Gardner has been an activist with 9/11 family groups for years, at one point serving as executive director of the September 11th Education Trust. That organization developed a 9/11 curriculum, first tested in Oradell in 2008, for use at schools around the nation. The North Jersey Media Group Foundation provided funding for that initiative. North Jersey Media Group publishes The Record and The Herald-News.
Now that curriculum is being taught at more than 2,200 schools, Gardner said.
The new curriculum specifically deals with the impact of 9/11 on New Jersey, and is based on an exhibit the state museum put together in 2011 to commemorate the terrorist attack’s 10-year anniversary.
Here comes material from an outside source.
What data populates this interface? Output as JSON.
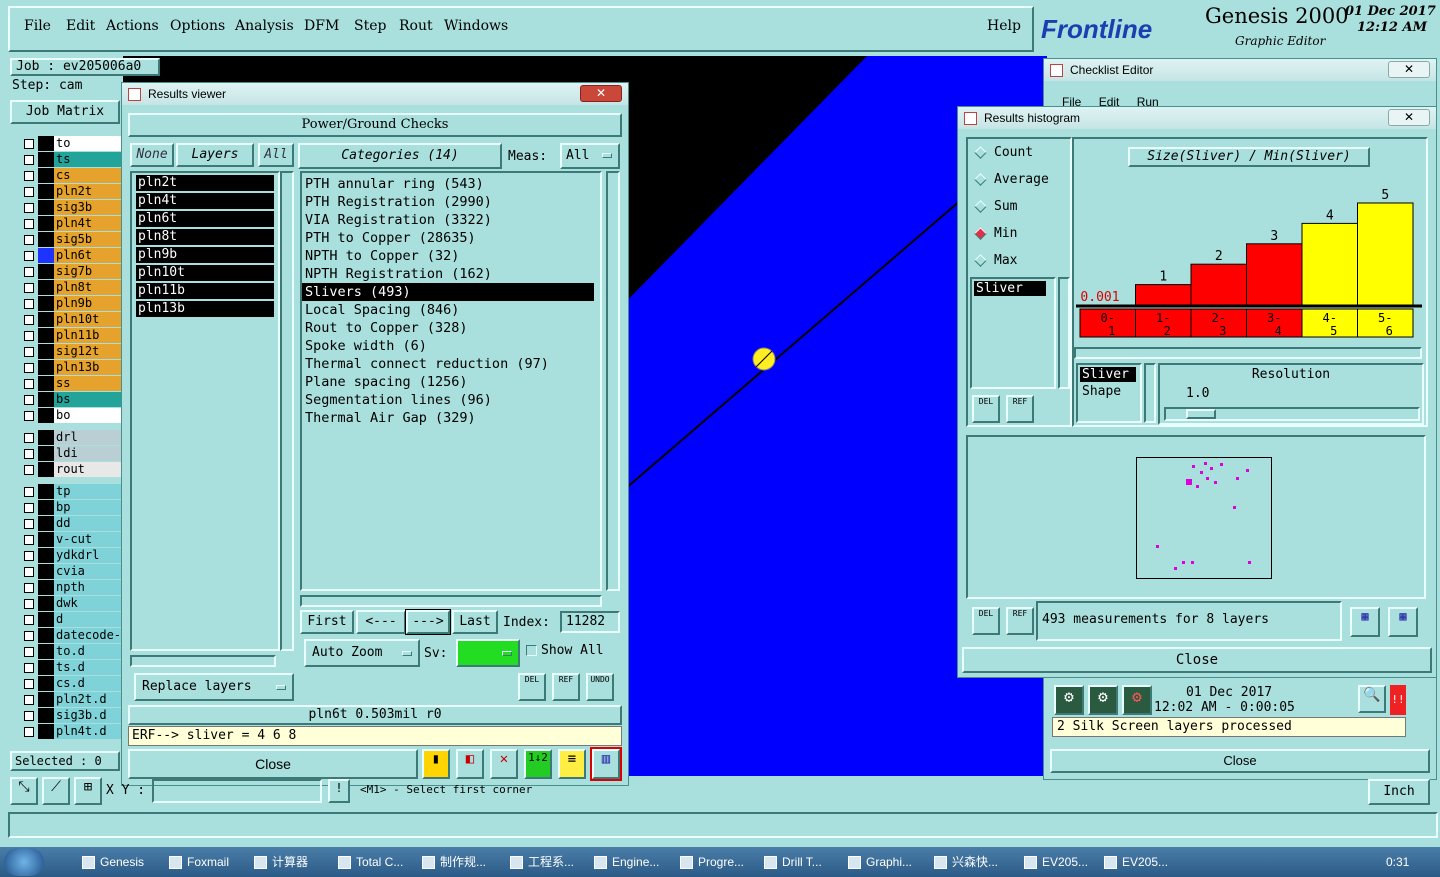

The display explored the impact on the people of the Garden State, which lost 677 residents that day.
Based on that exhibit, the museum next month is scheduled to debut a long-term display of artifacts, “Our Story: New Jersey’s 9/11 Collection,” Gardner said.
Right now, the New Jersey 9/11 curriculum, launched last year, is being taught in more than 70 schools, and Gardner aims to have it used in classrooms statewide.
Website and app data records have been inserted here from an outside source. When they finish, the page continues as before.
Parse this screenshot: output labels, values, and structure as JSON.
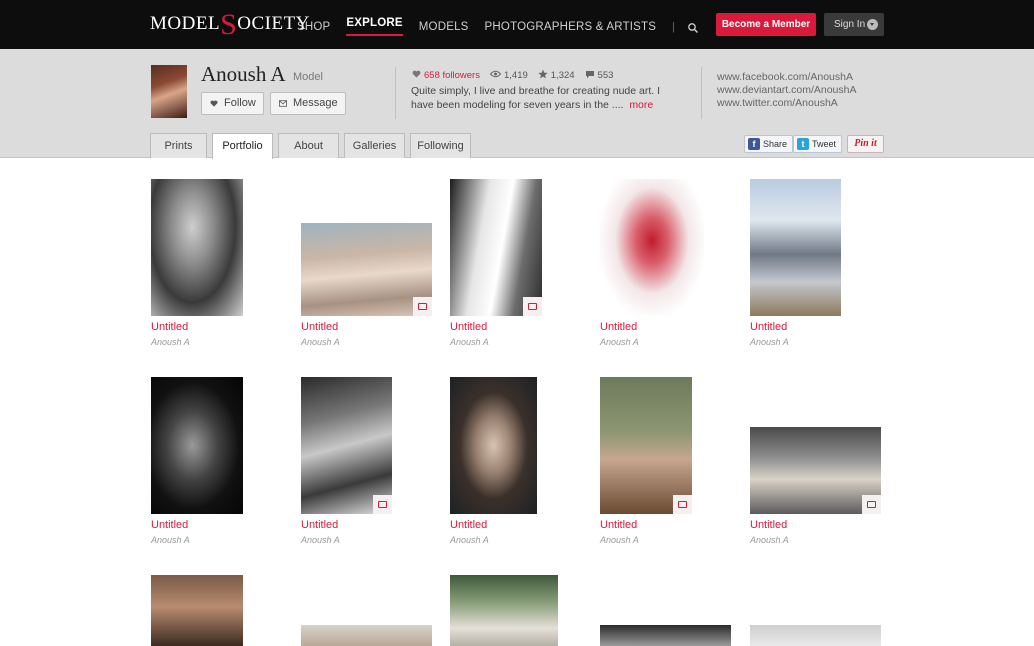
{
  "header": {
    "logo_left": "MODEL",
    "logo_s": "S",
    "logo_right": "OCIETY",
    "nav": [
      "SHOP",
      "EXPLORE",
      "MODELS",
      "PHOTOGRAPHERS & ARTISTS"
    ],
    "nav_active": "EXPLORE",
    "separator": "|",
    "member_button": "Become a Member",
    "signin_button": "Sign In"
  },
  "profile": {
    "name": "Anoush A",
    "role": "Model",
    "follow_label": "Follow",
    "message_label": "Message",
    "followers": "658 followers",
    "views": "1,419",
    "stars": "1,324",
    "comments": "553",
    "bio_line1": "Quite simply, I live and breathe for creating nude art. I",
    "bio_line2": "have been modeling for seven years in the ....",
    "more_label": "more",
    "links": [
      "www.facebook.com/AnoushA",
      "www.deviantart.com/AnoushA",
      "www.twitter.com/AnoushA"
    ]
  },
  "tabs": [
    "Prints",
    "Portfolio",
    "About",
    "Galleries",
    "Following"
  ],
  "active_tab": "Portfolio",
  "share": {
    "facebook": "Share",
    "twitter": "Tweet",
    "pinterest": "Pin it"
  },
  "colors": {
    "accent": "#d91a3c",
    "topbar": "#0d0d0d",
    "profile_bg": "#dcdcdc"
  },
  "portfolio": [
    {
      "title": "Untitled",
      "author": "Anoush A"
    },
    {
      "title": "Untitled",
      "author": "Anoush A"
    },
    {
      "title": "Untitled",
      "author": "Anoush A"
    },
    {
      "title": "Untitled",
      "author": "Anoush A"
    },
    {
      "title": "Untitled",
      "author": "Anoush A"
    },
    {
      "title": "Untitled",
      "author": "Anoush A"
    },
    {
      "title": "Untitled",
      "author": "Anoush A"
    },
    {
      "title": "Untitled",
      "author": "Anoush A"
    },
    {
      "title": "Untitled",
      "author": "Anoush A"
    },
    {
      "title": "Untitled",
      "author": "Anoush A"
    }
  ]
}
The curriculum includes a teacher’s guide, a compilation of short videos and lesson plans, and features first-person testimonials from 9/11 family members and Ground Zero volunteers. It has four parts: life before 9/11; volunteerism and good citizenship; the collapse of the World Trade Center Twin Towers, causes and lessons learned; and the recovery work of 9/11.
There were about 20 memorial attendees who were family members of 9/11 victims and of military families that had lost loved ones.
Tieri, principal of Robert Waters Elementary School in Union City, said that her brother didn’t work at the World Trade Center but was there for a meeting that day.
“I didn’t know he was there,” she said.
The attendees also included Paul Pyoung-Kyoum Kim of Leonia. He lost his 26-year-old son Andrew Kim, a 1992 graduate of Leonia High School, on 9/11. The younger Kim worked for Fred Alger Management, a mutual-fund firm, at the World Trade Center.
Bergen County Freeholder David Ganz read the names of the 19 Bergen service members who have died since 9/11, a list that included the name of his son, Scott Ganz, 30. The younger Ganz committed suicide after coming home from Afghanistan.
Gardner and Tieri have attended the 9/11 memorial at Ground Zero in Manhattan faithfully, with Tieri, her husband Mark Scheur and their son Brandon, when he was 9, reading victims’ names at that ceremony over the years.
After she read her brother’s name Sunday, Tieri said, “There isn’t a day that goes by that I don’t think of you and wish you were here. You are forever in my heart. God bless your soul, and all the souls lost on that tragic day.”
Donovan has held a ceremony at the Leonia memorial since she was elected to office, scheduling the event so it doesn’t interfere with the 9/11 ceremony at Ground Zero.
“I promise as long as I’m county executive, I will do whatever is necessary to pay honor to those we lost and to remember we are all united,” Donovan, who was a Port Authority commissioner at the time of the attack, told the crowd.
This is the first year that Tieri and her family attended the county 9/11 ceremony.
“I think this is a beautiful remembrance for the Bergen County family members,” she said.